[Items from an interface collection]
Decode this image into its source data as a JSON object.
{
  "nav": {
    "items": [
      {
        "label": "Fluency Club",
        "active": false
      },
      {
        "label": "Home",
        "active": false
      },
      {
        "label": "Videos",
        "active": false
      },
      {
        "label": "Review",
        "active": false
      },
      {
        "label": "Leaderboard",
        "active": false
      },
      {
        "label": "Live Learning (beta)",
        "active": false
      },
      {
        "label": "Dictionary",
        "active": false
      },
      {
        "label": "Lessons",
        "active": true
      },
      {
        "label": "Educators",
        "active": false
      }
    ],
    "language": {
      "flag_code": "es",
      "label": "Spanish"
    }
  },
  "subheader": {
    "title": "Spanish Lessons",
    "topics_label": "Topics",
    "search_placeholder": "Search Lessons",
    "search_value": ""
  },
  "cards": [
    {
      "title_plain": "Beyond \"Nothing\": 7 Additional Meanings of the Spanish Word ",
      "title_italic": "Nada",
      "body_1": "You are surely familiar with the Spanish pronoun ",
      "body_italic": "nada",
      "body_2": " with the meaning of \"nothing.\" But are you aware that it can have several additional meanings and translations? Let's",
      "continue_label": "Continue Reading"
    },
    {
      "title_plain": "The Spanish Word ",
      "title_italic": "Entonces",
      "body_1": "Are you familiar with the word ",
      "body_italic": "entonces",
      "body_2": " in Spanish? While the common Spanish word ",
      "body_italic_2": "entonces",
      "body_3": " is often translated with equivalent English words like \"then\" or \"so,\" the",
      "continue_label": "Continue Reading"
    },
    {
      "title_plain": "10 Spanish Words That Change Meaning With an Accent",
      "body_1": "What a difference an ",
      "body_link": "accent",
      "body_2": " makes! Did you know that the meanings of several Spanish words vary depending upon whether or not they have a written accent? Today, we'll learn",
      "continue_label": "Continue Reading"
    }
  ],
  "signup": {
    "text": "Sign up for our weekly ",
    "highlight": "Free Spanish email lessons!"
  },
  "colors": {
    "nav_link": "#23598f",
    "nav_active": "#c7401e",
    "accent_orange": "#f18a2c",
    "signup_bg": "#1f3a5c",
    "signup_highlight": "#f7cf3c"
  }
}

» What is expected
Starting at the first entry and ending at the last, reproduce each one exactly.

» Exercise response
Decode this image into its source data as a JSON object.
{
  "nav": {
    "items": [
      {
        "label": "Fluency Club",
        "active": false
      },
      {
        "label": "Home",
        "active": false
      },
      {
        "label": "Videos",
        "active": false
      },
      {
        "label": "Review",
        "active": false
      },
      {
        "label": "Leaderboard",
        "active": false
      },
      {
        "label": "Live Learning (beta)",
        "active": false
      },
      {
        "label": "Dictionary",
        "active": false
      },
      {
        "label": "Lessons",
        "active": true
      },
      {
        "label": "Educators",
        "active": false
      }
    ],
    "language": {
      "flag_code": "es",
      "label": "Spanish"
    }
  },
  "subheader": {
    "title": "Spanish Lessons",
    "topics_label": "Topics",
    "search_placeholder": "Search Lessons",
    "search_value": ""
  },
  "cards": [
    {
      "title_plain": "Beyond \"Nothing\": 7 Additional Meanings of the Spanish Word ",
      "title_italic": "Nada",
      "body_1": "You are surely familiar with the Spanish pronoun ",
      "body_italic": "nada",
      "body_2": " with the meaning of \"nothing.\" But are you aware that it can have several additional meanings and translations? Let's",
      "continue_label": "Continue Reading"
    },
    {
      "title_plain": "The Spanish Word ",
      "title_italic": "Entonces",
      "body_1": "Are you familiar with the word ",
      "body_italic": "entonces",
      "body_2": " in Spanish? While the common Spanish word ",
      "body_italic_2": "entonces",
      "body_3": " is often translated with equivalent English words like \"then\" or \"so,\" the",
      "continue_label": "Continue Reading"
    },
    {
      "title_plain": "10 Spanish Words That Change Meaning With an Accent",
      "body_1": "What a difference an ",
      "body_link": "accent",
      "body_2": " makes! Did you know that the meanings of several Spanish words vary depending upon whether or not they have a written accent? Today, we'll learn",
      "continue_label": "Continue Reading"
    }
  ],
  "signup": {
    "text": "Sign up for our weekly ",
    "highlight": "Free Spanish email lessons!"
  },
  "colors": {
    "nav_link": "#23598f",
    "nav_active": "#c7401e",
    "accent_orange": "#f18a2c",
    "signup_bg": "#1f3a5c",
    "signup_highlight": "#f7cf3c"
  }
}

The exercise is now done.